Somebody said Tie Rod’s wife, Big E, was outspoken. Tie Rod wanted to know by who. If he and her were up there at a convention, she would be the one talking and he would be the one hunkering. Kind of like the Clintons, right now.
But he thinks, of all the tricks ISIS has pulled (he would call it ISIL, if the president would only explain why he calls it that), the slickest trick them terrorists has pulled is sneaking a Muslim couple into a political convention to sway the voters with some Old Testament-like truth.
After all, if Donald Trump would have won, ISIS would be defeated by the second Tuesday in February. To stop that they send in Khizr Khan, the gleaner the world awaited, to remind us that gentleness, like violence, is not unique to any particular religion, and that neither is evil.
Tie Rod thinks that sooner or later they will have to do away with nations and let the Middle East and maybe everywhere go back to having tribes in tribal areas. His life is now at risk because some Muslims read their bible different from some other Muslims. That, and the fact that the internet has put the most dangerous information possessed by mankind in the easy reach of all the religious fanatics.
Tie Rod calls that a worldwide globe job, and recommends that the internet be shut down immediately and forbidden.

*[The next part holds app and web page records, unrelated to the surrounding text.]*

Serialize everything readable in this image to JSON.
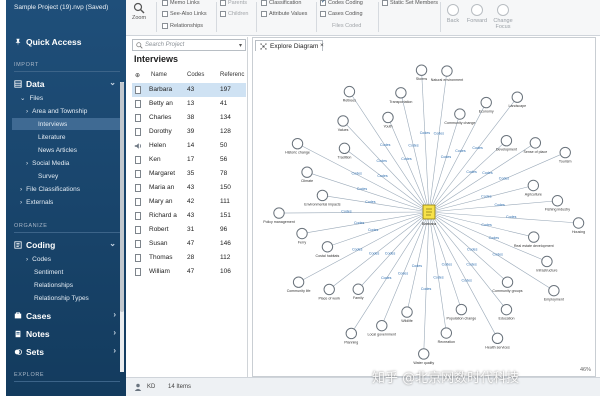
{
  "sidebar": {
    "project_title": "Sample Project (19).nvp (Saved)",
    "quick_access": "Quick Access",
    "sections": {
      "import": "IMPORT",
      "organize": "ORGANIZE",
      "explore": "EXPLORE"
    },
    "data": {
      "label": "Data",
      "files": "Files",
      "area_township": "Area and Township",
      "interviews": "Interviews",
      "literature": "Literature",
      "news_articles": "News Articles",
      "social_media": "Social Media",
      "survey": "Survey",
      "file_classifications": "File Classifications",
      "externals": "Externals"
    },
    "coding": {
      "label": "Coding",
      "codes": "Codes",
      "sentiment": "Sentiment",
      "relationships": "Relationships",
      "relationship_types": "Relationship Types"
    },
    "cases": "Cases",
    "notes": "Notes",
    "sets": "Sets"
  },
  "toolbar": {
    "zoom": "Zoom",
    "memo_links": "Memo Links",
    "see_also_links": "See-Also Links",
    "relationships": "Relationships",
    "parents": "Parents",
    "children": "Children",
    "classification": "Classification",
    "attribute_values": "Attribute Values",
    "codes_coding": "Codes Coding",
    "cases_coding": "Cases Coding",
    "files_coded": "Files Coded",
    "static_set_members": "Static Set Members",
    "back": "Back",
    "forward": "Forward",
    "change_focus_1": "Change",
    "change_focus_2": "Focus"
  },
  "list": {
    "search_placeholder": "Search Project",
    "title": "Interviews",
    "columns": [
      "Name",
      "Codes",
      "Referenc"
    ],
    "rows": [
      {
        "name": "Barbara",
        "codes": "43",
        "refs": "197",
        "icon": "document"
      },
      {
        "name": "Betty an",
        "codes": "13",
        "refs": "41",
        "icon": "document"
      },
      {
        "name": "Charles",
        "codes": "38",
        "refs": "134",
        "icon": "document"
      },
      {
        "name": "Dorothy",
        "codes": "39",
        "refs": "128",
        "icon": "document"
      },
      {
        "name": "Helen",
        "codes": "14",
        "refs": "50",
        "icon": "audio"
      },
      {
        "name": "Ken",
        "codes": "17",
        "refs": "56",
        "icon": "document"
      },
      {
        "name": "Margaret",
        "codes": "35",
        "refs": "78",
        "icon": "document"
      },
      {
        "name": "Maria an",
        "codes": "43",
        "refs": "150",
        "icon": "document"
      },
      {
        "name": "Mary an",
        "codes": "42",
        "refs": "111",
        "icon": "document"
      },
      {
        "name": "Richard a",
        "codes": "43",
        "refs": "151",
        "icon": "document"
      },
      {
        "name": "Robert",
        "codes": "31",
        "refs": "96",
        "icon": "document"
      },
      {
        "name": "Susan",
        "codes": "47",
        "refs": "146",
        "icon": "document"
      },
      {
        "name": "Thomas",
        "codes": "28",
        "refs": "112",
        "icon": "document"
      },
      {
        "name": "William",
        "codes": "47",
        "refs": "106",
        "icon": "document"
      }
    ]
  },
  "diagram": {
    "tab_label": "Explore Diagram",
    "tab_close": "×",
    "edge_label": "Codes",
    "zoom_level": "46%",
    "center_label": "Barbara",
    "nodes": [
      "Natural environment",
      "Community change",
      "Economy",
      "Landscape",
      "Development",
      "Sense of place",
      "Tourism",
      "Agriculture",
      "Fishing industry",
      "Housing",
      "Real estate development",
      "Infrastructure",
      "Employment",
      "Community groups",
      "Education",
      "Health services",
      "Population change",
      "Recreation",
      "Water quality",
      "Wildlife",
      "Local government",
      "Planning",
      "Family",
      "Place of work",
      "Community life",
      "Costal habitats",
      "Ferry",
      "Policy management",
      "Environmental impacts",
      "Climate",
      "Historic change",
      "Tradition",
      "Values",
      "Retirees",
      "Youth",
      "Transportation",
      "Storms"
    ]
  },
  "status": {
    "user": "KD",
    "items": "14 Items"
  },
  "watermark": "知乎 @北京网数时代科技"
}
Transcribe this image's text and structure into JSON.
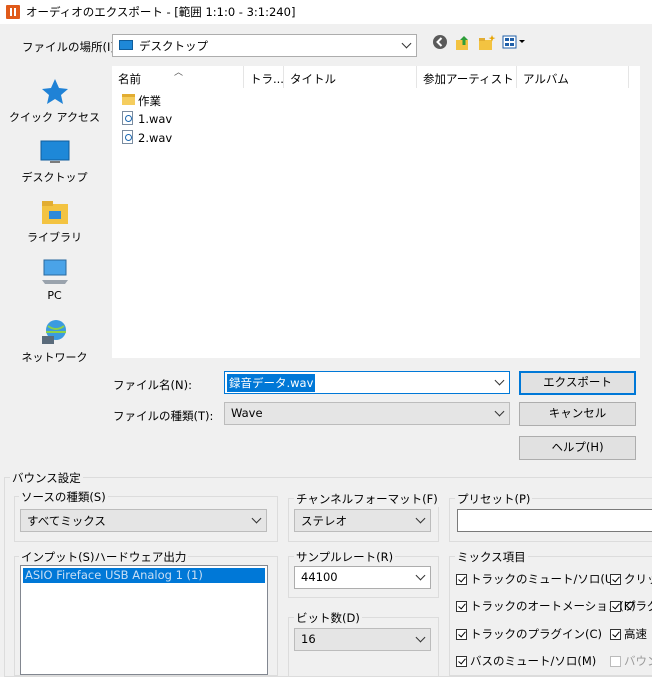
{
  "window": {
    "title": "オーディオのエクスポート - [範囲 1:1:0 - 3:1:240]"
  },
  "location": {
    "label": "ファイルの場所(I):",
    "value": "デスクトップ"
  },
  "toolbar": {
    "back_icon": "back-icon",
    "up_icon": "up-folder-icon",
    "new_folder_icon": "new-folder-icon",
    "view_icon": "view-menu-icon"
  },
  "places": [
    {
      "label": "クイック アクセス",
      "icon": "star-icon"
    },
    {
      "label": "デスクトップ",
      "icon": "desktop-icon"
    },
    {
      "label": "ライブラリ",
      "icon": "library-icon"
    },
    {
      "label": "PC",
      "icon": "pc-icon"
    },
    {
      "label": "ネットワーク",
      "icon": "network-icon"
    }
  ],
  "columns": [
    "名前",
    "トラ...",
    "タイトル",
    "参加アーティスト",
    "アルバム"
  ],
  "files": [
    {
      "name": "作業",
      "type": "folder"
    },
    {
      "name": "1.wav",
      "type": "wav"
    },
    {
      "name": "2.wav",
      "type": "wav"
    }
  ],
  "filename": {
    "label": "ファイル名(N):",
    "value": "録音データ.wav"
  },
  "filetype": {
    "label": "ファイルの種類(T):",
    "value": "Wave"
  },
  "buttons": {
    "export": "エクスポート",
    "cancel": "キャンセル",
    "help": "ヘルプ(H)"
  },
  "bounce": {
    "title": "バウンス設定",
    "source_type": {
      "label": "ソースの種類(S)",
      "value": "すべてミックス"
    },
    "channel_format": {
      "label": "チャンネルフォーマット(F)",
      "value": "ステレオ"
    },
    "preset": {
      "label": "プリセット(P)",
      "value": ""
    },
    "input": {
      "label": "インプット(S)ハードウェア出力",
      "selected": "ASIO Fireface USB Analog 1 (1)"
    },
    "sample_rate": {
      "label": "サンプルレート(R)",
      "value": "44100"
    },
    "bit_depth": {
      "label": "ビット数(D)",
      "value": "16"
    },
    "mix_items": {
      "label": "ミックス項目",
      "left": [
        {
          "label": "トラックのミュート/ソロ(U)",
          "checked": true
        },
        {
          "label": "トラックのオートメーション(K)",
          "checked": true
        },
        {
          "label": "トラックのプラグイン(C)",
          "checked": true
        },
        {
          "label": "バスのミュート/ソロ(M)",
          "checked": true
        }
      ],
      "right": [
        {
          "label": "クリップ",
          "checked": true
        },
        {
          "label": "プラグ",
          "checked": true
        },
        {
          "label": "高速",
          "checked": true
        },
        {
          "label": "バウン",
          "checked": false
        }
      ]
    }
  }
}
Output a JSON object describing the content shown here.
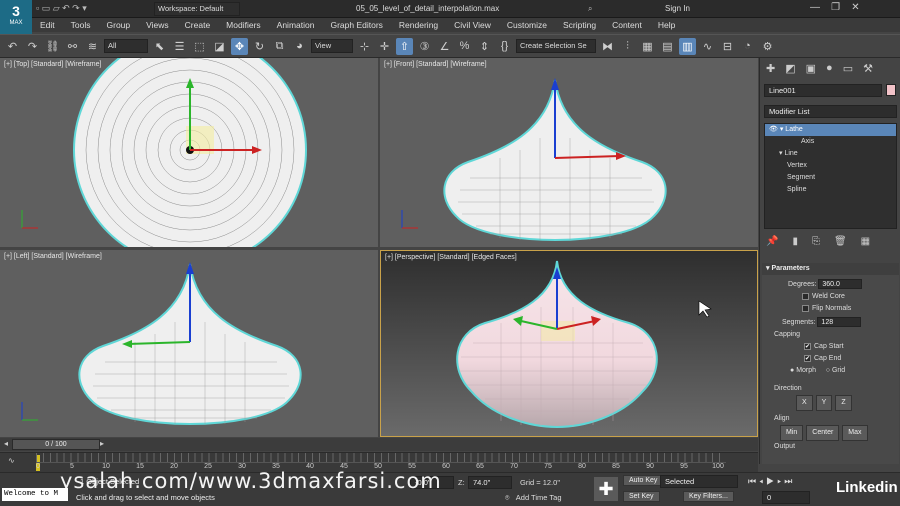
{
  "app": {
    "logo_text": "3",
    "logo_sub": "MAX",
    "workspace": "Workspace: Default",
    "file_title": "05_05_level_of_detail_interpolation.max",
    "sign_in": "Sign In"
  },
  "menu": [
    "Edit",
    "Tools",
    "Group",
    "Views",
    "Create",
    "Modifiers",
    "Animation",
    "Graph Editors",
    "Rendering",
    "Civil View",
    "Customize",
    "Scripting",
    "Content",
    "Help"
  ],
  "toolbar": {
    "filter": "All",
    "ref_coord": "View",
    "selection_set": "Create Selection Se"
  },
  "viewports": {
    "top": "[+] [Top] [Standard] [Wireframe]",
    "front": "[+] [Front] [Standard] [Wireframe]",
    "left": "[+] [Left] [Standard] [Wireframe]",
    "perspective": "[+] [Perspective] [Standard] [Edged Faces]"
  },
  "command_panel": {
    "object_name": "Line001",
    "modifier_list": "Modifier List",
    "stack": [
      "Lathe",
      "Axis",
      "Line",
      "Vertex",
      "Segment",
      "Spline"
    ],
    "rollout_title": "Parameters",
    "degrees_label": "Degrees:",
    "degrees_value": "360.0",
    "weld_core": "Weld Core",
    "flip_normals": "Flip Normals",
    "segments_label": "Segments:",
    "segments_value": "128",
    "capping": "Capping",
    "cap_start": "Cap Start",
    "cap_end": "Cap End",
    "morph": "Morph",
    "grid": "Grid",
    "direction": "Direction",
    "dir_x": "X",
    "dir_y": "Y",
    "dir_z": "Z",
    "align": "Align",
    "align_min": "Min",
    "align_center": "Center",
    "align_max": "Max",
    "output": "Output"
  },
  "timeline": {
    "frame_display": "0 / 100",
    "ticks": [
      "0",
      "5",
      "10",
      "15",
      "20",
      "25",
      "30",
      "35",
      "40",
      "45",
      "50",
      "55",
      "60",
      "65",
      "70",
      "75",
      "80",
      "85",
      "90",
      "95",
      "100"
    ]
  },
  "status": {
    "selection": "1 Object Selected",
    "prompt": "Click and drag to select and move objects",
    "x_value": "-0.0\"",
    "z_label": "Z:",
    "z_value": "74.0\"",
    "grid": "Grid = 12.0\"",
    "add_time_tag": "Add Time Tag",
    "auto_key": "Auto Key",
    "set_key": "Set Key",
    "selected": "Selected",
    "key_filters": "Key Filters...",
    "frame": "0",
    "listener": "Welcome to M"
  },
  "watermark": "ysalah.com/www.3dmaxfarsi.com",
  "brand": "Linkedin"
}
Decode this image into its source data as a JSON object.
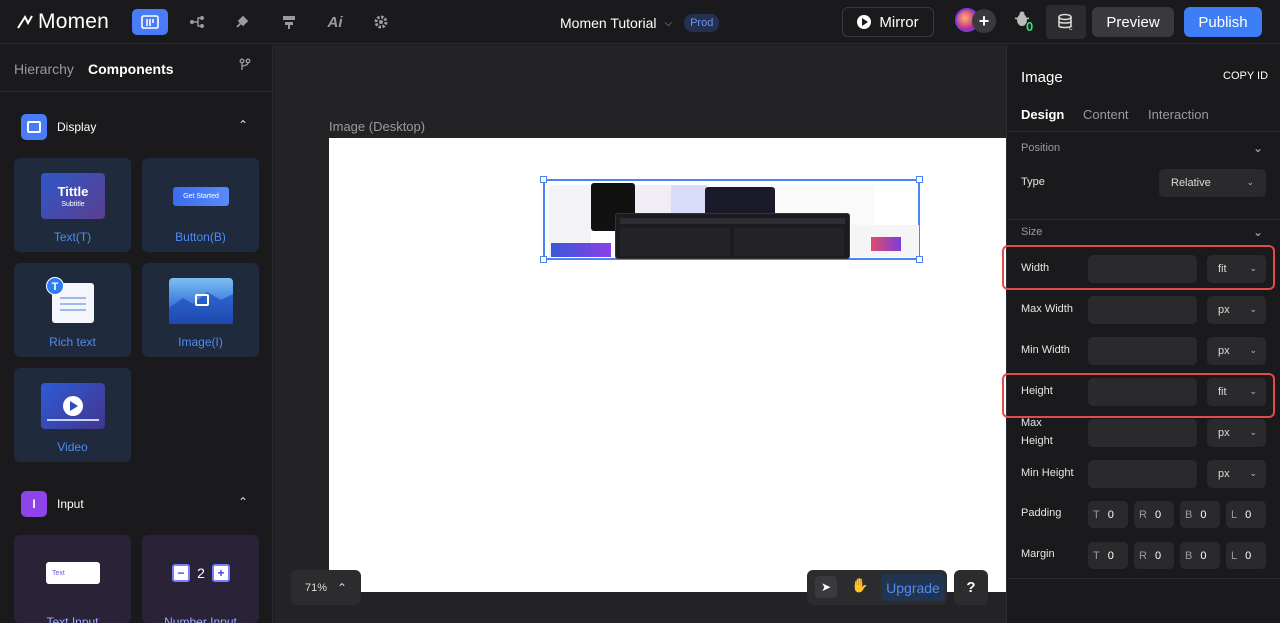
{
  "app": {
    "logo_text": "Momen",
    "project_name": "Momen Tutorial",
    "env_badge": "Prod",
    "mirror_label": "Mirror",
    "issues_count": "0",
    "preview_label": "Preview",
    "publish_label": "Publish",
    "accent_color": "#3d7ef6"
  },
  "left_panel": {
    "tabs": [
      "Hierarchy",
      "Components"
    ],
    "active_tab": "Components",
    "display_section": {
      "label": "Display",
      "items": [
        {
          "label": "Text(T)",
          "thumb_title": "Tittle",
          "thumb_subtitle": "Subtitle"
        },
        {
          "label": "Button(B)",
          "thumb_button": "Get Started"
        },
        {
          "label": "Rich text",
          "thumb_badge": "T"
        },
        {
          "label": "Image(I)"
        },
        {
          "label": "Video"
        }
      ]
    },
    "input_section": {
      "label": "Input",
      "items": [
        {
          "label": "Text Input",
          "thumb_text": "Text"
        },
        {
          "label": "Number Input",
          "thumb_minus": "−",
          "thumb_value": "2",
          "thumb_plus": "+"
        }
      ]
    }
  },
  "canvas": {
    "frame_label": "Image (Desktop)",
    "zoom": "71%",
    "upgrade_label": "Upgrade",
    "help_label": "?"
  },
  "right_panel": {
    "title": "Image",
    "copy_id": "COPY ID",
    "tabs": [
      "Design",
      "Content",
      "Interaction"
    ],
    "active_tab": "Design",
    "position": {
      "title": "Position",
      "type_label": "Type",
      "type_value": "Relative"
    },
    "size": {
      "title": "Size",
      "width_label": "Width",
      "width_unit": "fit",
      "max_width_label": "Max Width",
      "max_width_unit": "px",
      "min_width_label": "Min Width",
      "min_width_unit": "px",
      "height_label": "Height",
      "height_unit": "fit",
      "max_height_label_1": "Max",
      "max_height_label_2": "Height",
      "max_height_unit": "px",
      "min_height_label": "Min Height",
      "min_height_unit": "px",
      "padding_label": "Padding",
      "padding": {
        "T": "0",
        "R": "0",
        "B": "0",
        "L": "0"
      },
      "margin_label": "Margin",
      "margin": {
        "T": "0",
        "R": "0",
        "B": "0",
        "L": "0"
      }
    }
  }
}
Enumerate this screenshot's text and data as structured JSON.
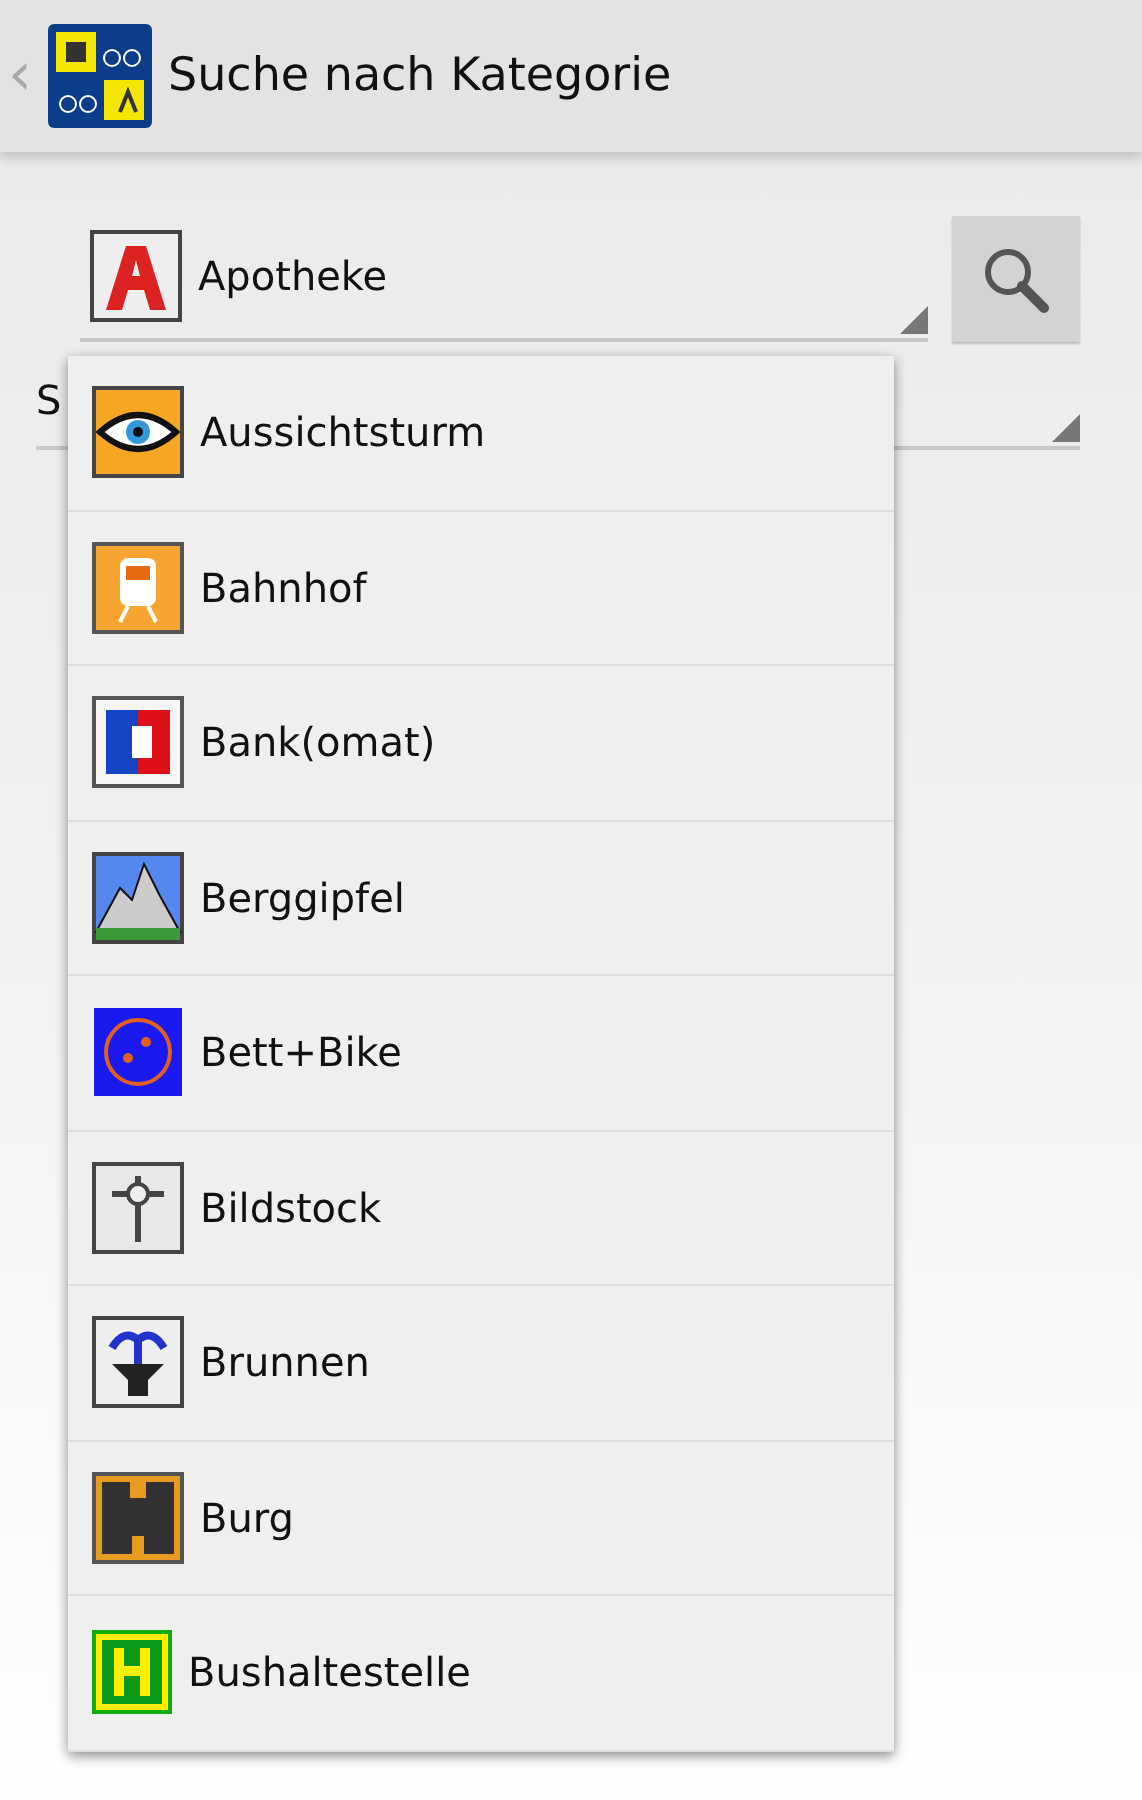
{
  "header": {
    "back": "‹",
    "title": "Suche nach Kategorie"
  },
  "category_spinner": {
    "value": "Apotheke",
    "kind": "pharmacy"
  },
  "second_spinner": {
    "value": "S"
  },
  "dropdown": {
    "items": [
      {
        "label": "Aussichtsturm",
        "kind": "eye"
      },
      {
        "label": "Bahnhof",
        "kind": "train"
      },
      {
        "label": "Bank(omat)",
        "kind": "ec"
      },
      {
        "label": "Berggipfel",
        "kind": "mountain"
      },
      {
        "label": "Bett+Bike",
        "kind": "bed"
      },
      {
        "label": "Bildstock",
        "kind": "cross"
      },
      {
        "label": "Brunnen",
        "kind": "fountain"
      },
      {
        "label": "Burg",
        "kind": "castle"
      },
      {
        "label": "Bushaltestelle",
        "kind": "bus"
      }
    ]
  }
}
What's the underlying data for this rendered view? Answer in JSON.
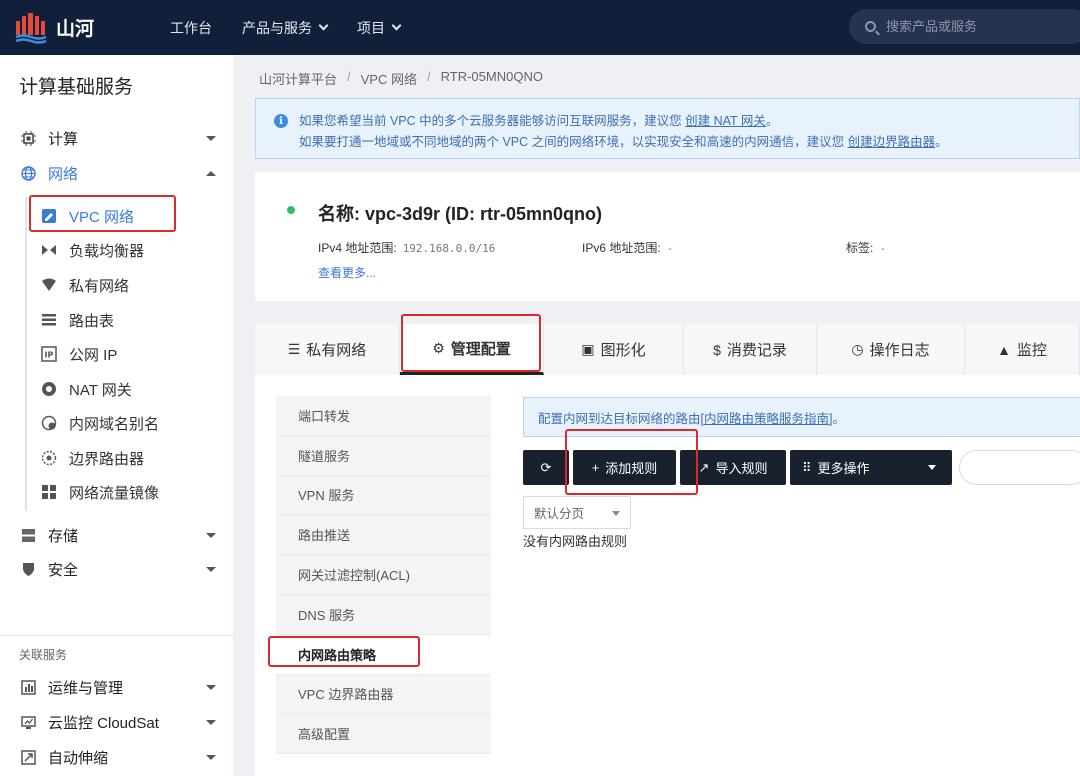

He remembers reading somewhere about partaking of the tree of knowledge and how it screws up Eden. He dreams of peace and a Peshmerga v. Kurd soccer game.
Tie Rod and Slemp and dozens of other mountain folk took to their beds and like to have never got over the death of Ralph Stanley, the true voice of the mountains.
Melvin Goins’ passing may kill them both. After all, these two once got in a fist fight arguing whether Del McCoury or Gustav Dudamil was the best band leader.
Stanley traveled millions of miles taking the old music of the mountains to the world, and when he opened his mouth to sing, you could hear every inch of it. Primitive, Old Regular, and Freewill Baptist sounds, rhythms on the banjo which go back to just north of the Gambia River, fiddling from our Irish and Scotch ancestors, put to the poetry of one of the most underrated poets in American history — Carter Stanley.
Instead of listening to poets recite and wave their hands, Tie Rod and Slemp listened to the Stanley Brothers, or merely the Stanley brother, singing “Riding tonight in a high cold wind, on the trail of the old Lonesome Pine,” followed by a ‘G’ run. Whiskey-driven music.
Toward the end, Tie Rod and Slemp had to share Ralph Stanley with the world. They were proud, but hated to lose him. Before that, Ralph was sort of a private thing that the people of Eastern Kentucky and the suburbs of Eastern Kentucky kept to themselves.
They watched as fake hillbillies like Jim Lauderdale diluted the powerful music of the Stanleys. Give Tie Rod and Slemp power over smooth any day. It tickles them that some of the more recent Bluegrass bands are crossing back.
Reach Larry Webster, a Pikeville attorney, at firstname.lastname@example.org.